Essentially the network would encourage volunteers to share data that's distributed to it by other users. The best way to explain is to use an example: take, for instance, someone who needs to whistle-blow on an organization that is looking to silence him. This may sound like an extreme case, but if you think about it, the true volunteers to the network would be serious organizations like the Electronic Frontier Foundation or ACLU or whatever. Or even a government foundation with the resources to archive everything sent to it. So the person wants to release his information in such a way that it might not be decrypted for everyone to read, but at least distributed so that it couldn't be completely wiped out or silenced.
He could send the important information via an encrypted format and either have it timed for a decryption date or manually allow it himself. The volunteers would all receive his file and keep it for a given amount of time (with compression, bigger storage capacities, and ample bandwidth, this wouldn't be a problem) and would serve as safe hosts for the information, giving the person some more security now that the file can be revealed whenever needed.

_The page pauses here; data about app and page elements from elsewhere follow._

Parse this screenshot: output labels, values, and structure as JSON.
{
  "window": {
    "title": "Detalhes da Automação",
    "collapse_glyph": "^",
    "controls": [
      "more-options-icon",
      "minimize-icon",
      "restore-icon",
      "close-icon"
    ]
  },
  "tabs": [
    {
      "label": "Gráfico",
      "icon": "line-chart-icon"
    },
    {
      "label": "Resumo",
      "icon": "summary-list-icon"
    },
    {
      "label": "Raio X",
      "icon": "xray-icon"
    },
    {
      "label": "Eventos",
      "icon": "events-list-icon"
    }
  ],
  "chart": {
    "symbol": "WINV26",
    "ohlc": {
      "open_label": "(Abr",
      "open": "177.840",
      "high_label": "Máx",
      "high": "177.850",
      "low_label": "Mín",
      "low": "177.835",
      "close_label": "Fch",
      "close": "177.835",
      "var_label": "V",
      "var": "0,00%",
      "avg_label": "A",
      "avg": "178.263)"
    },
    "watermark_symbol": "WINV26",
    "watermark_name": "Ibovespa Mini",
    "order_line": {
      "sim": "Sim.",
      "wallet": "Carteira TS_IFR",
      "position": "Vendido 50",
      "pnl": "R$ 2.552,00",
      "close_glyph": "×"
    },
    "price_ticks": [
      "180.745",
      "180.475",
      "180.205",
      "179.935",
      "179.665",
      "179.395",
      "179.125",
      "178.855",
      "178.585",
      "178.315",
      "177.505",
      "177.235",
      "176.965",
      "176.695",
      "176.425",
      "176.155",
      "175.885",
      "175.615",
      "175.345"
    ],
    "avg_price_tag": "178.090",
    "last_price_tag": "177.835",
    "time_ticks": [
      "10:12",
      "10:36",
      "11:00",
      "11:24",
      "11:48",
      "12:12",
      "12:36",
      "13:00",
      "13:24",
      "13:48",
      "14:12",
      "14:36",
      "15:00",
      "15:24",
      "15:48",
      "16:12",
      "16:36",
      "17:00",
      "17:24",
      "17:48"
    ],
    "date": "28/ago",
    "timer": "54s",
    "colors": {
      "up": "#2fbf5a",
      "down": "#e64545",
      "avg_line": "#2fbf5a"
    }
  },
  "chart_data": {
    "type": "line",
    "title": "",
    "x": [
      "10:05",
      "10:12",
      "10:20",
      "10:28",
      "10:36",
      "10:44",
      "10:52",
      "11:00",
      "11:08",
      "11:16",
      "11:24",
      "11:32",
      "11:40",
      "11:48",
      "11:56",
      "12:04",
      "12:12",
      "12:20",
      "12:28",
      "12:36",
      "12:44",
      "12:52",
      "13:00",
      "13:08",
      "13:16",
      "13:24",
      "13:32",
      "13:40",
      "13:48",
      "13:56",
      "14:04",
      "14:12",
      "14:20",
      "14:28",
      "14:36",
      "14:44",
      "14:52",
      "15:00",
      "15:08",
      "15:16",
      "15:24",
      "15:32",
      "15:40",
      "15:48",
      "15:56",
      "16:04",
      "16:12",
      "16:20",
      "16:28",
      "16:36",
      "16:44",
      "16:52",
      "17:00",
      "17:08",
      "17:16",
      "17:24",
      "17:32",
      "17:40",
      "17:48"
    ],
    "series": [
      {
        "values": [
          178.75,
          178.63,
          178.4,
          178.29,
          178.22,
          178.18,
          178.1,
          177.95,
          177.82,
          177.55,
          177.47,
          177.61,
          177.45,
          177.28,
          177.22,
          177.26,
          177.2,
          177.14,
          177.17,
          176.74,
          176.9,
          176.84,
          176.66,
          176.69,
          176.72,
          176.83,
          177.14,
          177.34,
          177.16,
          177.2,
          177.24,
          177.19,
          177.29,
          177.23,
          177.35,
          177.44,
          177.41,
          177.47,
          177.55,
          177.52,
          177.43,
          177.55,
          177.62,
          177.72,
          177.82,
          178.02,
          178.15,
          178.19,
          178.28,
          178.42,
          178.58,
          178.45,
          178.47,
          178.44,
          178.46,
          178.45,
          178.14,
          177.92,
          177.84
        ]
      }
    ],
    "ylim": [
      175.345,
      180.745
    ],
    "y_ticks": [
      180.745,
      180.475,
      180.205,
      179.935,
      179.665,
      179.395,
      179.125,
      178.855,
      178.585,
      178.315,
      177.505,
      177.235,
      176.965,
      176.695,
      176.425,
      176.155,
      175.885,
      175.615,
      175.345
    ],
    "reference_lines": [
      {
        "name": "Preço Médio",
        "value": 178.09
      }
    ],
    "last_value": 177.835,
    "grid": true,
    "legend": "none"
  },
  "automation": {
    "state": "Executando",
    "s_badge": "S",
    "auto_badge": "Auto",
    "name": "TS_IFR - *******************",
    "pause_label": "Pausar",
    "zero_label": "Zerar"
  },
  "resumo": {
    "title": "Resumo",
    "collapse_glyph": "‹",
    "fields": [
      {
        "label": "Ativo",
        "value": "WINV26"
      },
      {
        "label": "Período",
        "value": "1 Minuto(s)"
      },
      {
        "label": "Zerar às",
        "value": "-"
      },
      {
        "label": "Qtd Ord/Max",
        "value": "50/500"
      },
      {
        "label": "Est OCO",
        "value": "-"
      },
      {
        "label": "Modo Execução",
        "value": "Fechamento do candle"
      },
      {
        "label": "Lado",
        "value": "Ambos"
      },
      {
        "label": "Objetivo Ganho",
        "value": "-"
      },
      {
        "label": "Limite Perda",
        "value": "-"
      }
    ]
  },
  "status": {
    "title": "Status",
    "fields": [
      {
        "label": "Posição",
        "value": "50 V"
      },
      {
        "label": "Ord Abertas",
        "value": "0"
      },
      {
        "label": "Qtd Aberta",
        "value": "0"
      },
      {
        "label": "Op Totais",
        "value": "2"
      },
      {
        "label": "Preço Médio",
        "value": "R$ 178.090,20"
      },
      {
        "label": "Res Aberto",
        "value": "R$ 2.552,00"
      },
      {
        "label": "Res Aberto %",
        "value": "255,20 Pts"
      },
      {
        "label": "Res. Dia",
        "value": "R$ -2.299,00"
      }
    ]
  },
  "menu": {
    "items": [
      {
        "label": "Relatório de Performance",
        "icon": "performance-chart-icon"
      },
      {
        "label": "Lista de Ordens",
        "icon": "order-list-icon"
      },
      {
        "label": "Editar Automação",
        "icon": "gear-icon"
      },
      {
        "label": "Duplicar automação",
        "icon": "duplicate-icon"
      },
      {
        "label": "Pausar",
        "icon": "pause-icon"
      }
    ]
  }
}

Other uses for FANning could be verifying that someone discovered or created something first, having multiple verification sources. Or instant information distribution for breaking news that didn't need decryption. It could be used to verify results of competitions or binding contracts or anything else that one source might want to eliminate.
The volunteers' IP addresses would not be logged. Surely the servers could be modified to try to log addresses, so maybe some anonymizer proxy services would need to be employed or something. But then, that's not 100% certain to last either.
An index of files could be made available for other volunteers to download, with descriptions as pertinent as the author chooses. Game demos, music, movie trailers, etc. could hit the network. Individuals like you or me may choose to become a dump site for this info. Virus scanning in the server and client would be mandatory.
The need for all this stems from somewhat of an inability for small or unknown sources to get their information out in the open. You can contact a news organization or maybe put up a web site, or whatever, but it's still not fast enough and the results are either not guaranteed or not safe. The FAN would let you get the info you have out there on many unrelated and independent unknown hosts, making it virtually impossible to ever contain that information after it's hit the FAN.
It would be a new weapon for the First Amendment. The weapon of instant and secure information distribution. This builds on the ideas of open source and the Internet, and applies it to protecting the authors of the files who contribute to the FAN.
Surely there is potential for abuse, but that's the whole thing about the First Amendment. As long as everyone is able to express himself and is not silenced somewhere along the way, the residual garbage is more palatable.
Anyway, it's just a thought. If I had something I needed to make sure was distributed quickly and securely, I'm not sure what I would do. I could ask different people off IRC but that might take them and would probably receive some resistance. Putting it on my web site wouldn't do much since no one would know where to go (and no one visits my site anyway, heh) to get it.
Maybe someone will steal this idea, or come across it later (probably will take a year or two, since everyone's so slow to pick up on file/information sharing). Proof that I got this idea first (or among the first) exists only in two places as of right now. On my hard drive and on my web server's hard drive. What if it could reach hundreds of servers run by legit orgs in no time?
Or has someone thought of this already? :P
[ respond to this in the General Discussion forum ]